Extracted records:
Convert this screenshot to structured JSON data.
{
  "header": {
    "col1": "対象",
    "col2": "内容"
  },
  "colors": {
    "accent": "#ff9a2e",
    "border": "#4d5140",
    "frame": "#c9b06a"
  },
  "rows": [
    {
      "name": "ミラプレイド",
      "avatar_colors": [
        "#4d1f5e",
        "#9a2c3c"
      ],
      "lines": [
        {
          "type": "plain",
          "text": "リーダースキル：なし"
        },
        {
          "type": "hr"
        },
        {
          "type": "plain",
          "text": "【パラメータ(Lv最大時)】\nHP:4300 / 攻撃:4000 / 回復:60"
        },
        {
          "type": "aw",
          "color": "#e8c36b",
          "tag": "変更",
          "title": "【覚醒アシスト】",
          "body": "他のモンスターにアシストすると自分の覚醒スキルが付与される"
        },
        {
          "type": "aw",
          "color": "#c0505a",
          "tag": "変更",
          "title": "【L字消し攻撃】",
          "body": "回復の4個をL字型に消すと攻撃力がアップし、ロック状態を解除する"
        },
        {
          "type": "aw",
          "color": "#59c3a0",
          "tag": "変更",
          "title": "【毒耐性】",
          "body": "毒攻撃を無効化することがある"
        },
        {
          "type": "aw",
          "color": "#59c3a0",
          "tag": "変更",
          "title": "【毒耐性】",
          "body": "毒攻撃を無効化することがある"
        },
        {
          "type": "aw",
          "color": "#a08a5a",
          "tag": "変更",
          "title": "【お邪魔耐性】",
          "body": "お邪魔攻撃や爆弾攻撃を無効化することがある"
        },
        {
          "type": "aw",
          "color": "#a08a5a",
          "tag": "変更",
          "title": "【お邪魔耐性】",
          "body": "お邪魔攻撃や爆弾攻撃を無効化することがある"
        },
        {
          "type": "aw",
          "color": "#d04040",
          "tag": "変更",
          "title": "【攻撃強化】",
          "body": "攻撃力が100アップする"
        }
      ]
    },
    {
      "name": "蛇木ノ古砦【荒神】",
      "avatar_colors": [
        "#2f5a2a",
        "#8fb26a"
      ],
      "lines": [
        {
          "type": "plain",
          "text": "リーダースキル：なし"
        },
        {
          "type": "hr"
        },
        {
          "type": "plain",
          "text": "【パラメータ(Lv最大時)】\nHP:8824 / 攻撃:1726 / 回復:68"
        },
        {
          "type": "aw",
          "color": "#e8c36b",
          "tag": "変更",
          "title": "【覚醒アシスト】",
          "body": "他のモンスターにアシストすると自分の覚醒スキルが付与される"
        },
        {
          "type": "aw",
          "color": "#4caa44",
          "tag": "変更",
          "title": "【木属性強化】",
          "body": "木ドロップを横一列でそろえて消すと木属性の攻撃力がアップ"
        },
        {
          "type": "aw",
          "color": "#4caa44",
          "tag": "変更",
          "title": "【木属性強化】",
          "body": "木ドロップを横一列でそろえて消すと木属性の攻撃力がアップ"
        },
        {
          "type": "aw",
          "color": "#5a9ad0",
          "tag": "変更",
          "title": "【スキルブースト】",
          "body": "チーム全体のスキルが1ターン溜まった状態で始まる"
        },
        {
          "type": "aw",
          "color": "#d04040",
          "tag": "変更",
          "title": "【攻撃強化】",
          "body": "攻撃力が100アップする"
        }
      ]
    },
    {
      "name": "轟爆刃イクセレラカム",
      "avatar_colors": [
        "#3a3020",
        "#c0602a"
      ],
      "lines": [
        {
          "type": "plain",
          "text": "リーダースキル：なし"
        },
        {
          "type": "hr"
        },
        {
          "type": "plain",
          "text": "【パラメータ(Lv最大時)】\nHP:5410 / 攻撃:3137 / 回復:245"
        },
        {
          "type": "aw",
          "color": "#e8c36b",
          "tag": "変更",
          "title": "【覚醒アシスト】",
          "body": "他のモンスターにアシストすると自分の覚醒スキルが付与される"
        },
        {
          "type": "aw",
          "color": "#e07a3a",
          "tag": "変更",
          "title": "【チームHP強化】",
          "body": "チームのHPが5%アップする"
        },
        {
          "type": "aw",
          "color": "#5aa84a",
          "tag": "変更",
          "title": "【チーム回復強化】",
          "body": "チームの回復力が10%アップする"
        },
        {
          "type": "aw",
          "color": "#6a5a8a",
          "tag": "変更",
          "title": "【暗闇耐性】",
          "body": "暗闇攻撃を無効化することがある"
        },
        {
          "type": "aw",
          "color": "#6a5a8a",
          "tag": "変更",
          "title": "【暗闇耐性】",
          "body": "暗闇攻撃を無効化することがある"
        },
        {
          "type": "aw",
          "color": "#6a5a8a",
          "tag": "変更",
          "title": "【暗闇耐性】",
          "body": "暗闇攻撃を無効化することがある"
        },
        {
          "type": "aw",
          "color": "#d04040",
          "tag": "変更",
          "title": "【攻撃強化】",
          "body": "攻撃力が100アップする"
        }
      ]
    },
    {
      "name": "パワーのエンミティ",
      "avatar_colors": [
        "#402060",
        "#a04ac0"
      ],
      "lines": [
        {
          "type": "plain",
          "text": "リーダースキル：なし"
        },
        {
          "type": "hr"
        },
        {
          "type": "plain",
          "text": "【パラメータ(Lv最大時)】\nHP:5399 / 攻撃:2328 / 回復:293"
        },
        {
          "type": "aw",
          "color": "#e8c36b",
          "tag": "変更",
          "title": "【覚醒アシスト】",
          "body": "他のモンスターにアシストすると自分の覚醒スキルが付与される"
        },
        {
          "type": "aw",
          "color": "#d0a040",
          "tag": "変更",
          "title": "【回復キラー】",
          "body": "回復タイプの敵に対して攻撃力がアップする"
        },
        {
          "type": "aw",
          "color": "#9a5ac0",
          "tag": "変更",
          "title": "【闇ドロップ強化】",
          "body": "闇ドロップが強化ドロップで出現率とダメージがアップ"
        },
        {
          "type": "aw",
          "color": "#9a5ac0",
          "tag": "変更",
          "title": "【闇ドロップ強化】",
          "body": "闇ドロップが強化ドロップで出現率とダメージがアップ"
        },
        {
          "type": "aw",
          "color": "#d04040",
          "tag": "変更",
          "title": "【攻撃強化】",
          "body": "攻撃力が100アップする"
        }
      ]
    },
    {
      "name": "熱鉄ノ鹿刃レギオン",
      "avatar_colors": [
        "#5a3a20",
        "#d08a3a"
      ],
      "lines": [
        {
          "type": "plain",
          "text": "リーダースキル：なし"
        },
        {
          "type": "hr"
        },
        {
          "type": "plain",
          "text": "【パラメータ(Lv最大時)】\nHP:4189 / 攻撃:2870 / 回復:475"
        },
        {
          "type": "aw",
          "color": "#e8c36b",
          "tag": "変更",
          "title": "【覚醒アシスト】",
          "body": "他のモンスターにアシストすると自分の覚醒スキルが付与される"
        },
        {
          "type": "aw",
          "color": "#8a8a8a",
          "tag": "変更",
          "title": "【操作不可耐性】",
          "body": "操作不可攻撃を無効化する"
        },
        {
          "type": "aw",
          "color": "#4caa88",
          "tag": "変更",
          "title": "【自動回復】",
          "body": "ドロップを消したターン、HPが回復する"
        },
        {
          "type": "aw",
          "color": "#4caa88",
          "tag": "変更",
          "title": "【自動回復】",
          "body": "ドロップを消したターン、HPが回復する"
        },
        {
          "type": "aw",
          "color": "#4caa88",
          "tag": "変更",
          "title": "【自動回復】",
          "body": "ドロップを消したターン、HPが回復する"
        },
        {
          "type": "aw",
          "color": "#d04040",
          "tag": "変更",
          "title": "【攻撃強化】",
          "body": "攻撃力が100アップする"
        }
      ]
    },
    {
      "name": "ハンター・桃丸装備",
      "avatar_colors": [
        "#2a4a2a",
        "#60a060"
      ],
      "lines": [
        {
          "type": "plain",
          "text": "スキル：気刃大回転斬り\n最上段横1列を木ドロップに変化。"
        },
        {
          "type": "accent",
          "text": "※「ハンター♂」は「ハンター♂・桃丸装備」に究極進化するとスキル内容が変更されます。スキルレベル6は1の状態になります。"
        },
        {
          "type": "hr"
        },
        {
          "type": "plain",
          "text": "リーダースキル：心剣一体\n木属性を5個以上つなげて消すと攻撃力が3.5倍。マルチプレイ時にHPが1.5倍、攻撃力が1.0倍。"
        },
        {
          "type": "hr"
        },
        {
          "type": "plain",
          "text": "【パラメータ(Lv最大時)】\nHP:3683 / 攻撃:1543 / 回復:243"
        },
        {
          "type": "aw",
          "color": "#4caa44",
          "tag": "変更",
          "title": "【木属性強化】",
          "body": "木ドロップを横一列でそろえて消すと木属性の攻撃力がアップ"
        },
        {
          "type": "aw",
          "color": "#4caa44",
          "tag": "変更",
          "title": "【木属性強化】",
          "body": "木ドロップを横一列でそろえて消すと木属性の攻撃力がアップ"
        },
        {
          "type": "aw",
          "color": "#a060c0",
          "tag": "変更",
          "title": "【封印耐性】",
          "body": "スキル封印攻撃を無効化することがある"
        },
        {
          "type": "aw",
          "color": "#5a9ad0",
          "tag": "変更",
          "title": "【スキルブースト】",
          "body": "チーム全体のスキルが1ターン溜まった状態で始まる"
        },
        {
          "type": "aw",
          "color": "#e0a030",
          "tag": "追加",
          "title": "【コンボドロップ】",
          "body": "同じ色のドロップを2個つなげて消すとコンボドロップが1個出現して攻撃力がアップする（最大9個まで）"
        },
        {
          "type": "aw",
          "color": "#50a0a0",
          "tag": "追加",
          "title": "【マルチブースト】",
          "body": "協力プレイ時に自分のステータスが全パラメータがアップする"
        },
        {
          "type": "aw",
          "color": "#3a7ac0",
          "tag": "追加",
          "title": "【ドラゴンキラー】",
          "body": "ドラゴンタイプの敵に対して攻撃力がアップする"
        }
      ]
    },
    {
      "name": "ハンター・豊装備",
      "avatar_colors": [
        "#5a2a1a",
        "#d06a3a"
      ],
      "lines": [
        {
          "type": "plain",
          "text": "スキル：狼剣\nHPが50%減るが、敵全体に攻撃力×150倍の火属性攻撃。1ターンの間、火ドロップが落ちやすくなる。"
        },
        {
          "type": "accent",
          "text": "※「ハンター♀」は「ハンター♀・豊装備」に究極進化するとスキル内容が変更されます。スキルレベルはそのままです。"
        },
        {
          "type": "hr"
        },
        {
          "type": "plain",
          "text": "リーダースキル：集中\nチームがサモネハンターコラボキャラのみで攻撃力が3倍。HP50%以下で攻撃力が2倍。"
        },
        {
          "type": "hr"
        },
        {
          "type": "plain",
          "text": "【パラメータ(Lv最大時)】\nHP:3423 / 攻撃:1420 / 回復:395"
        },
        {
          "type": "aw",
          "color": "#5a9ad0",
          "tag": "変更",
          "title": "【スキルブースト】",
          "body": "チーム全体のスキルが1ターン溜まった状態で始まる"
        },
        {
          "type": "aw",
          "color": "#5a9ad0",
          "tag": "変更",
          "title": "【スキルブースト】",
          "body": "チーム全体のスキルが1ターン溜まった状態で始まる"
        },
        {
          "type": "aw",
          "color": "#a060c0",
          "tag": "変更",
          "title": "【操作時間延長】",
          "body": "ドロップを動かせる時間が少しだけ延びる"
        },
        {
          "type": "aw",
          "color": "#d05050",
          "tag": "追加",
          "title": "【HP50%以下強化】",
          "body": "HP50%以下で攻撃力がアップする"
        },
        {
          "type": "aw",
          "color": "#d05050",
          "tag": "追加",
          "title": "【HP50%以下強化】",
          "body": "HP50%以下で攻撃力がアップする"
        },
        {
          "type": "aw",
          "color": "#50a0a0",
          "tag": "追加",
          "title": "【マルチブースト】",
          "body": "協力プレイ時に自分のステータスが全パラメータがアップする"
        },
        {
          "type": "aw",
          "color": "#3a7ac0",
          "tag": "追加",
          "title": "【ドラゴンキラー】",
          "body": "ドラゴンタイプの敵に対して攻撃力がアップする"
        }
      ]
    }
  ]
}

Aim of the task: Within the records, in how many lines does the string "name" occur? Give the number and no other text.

Solution for this task: 7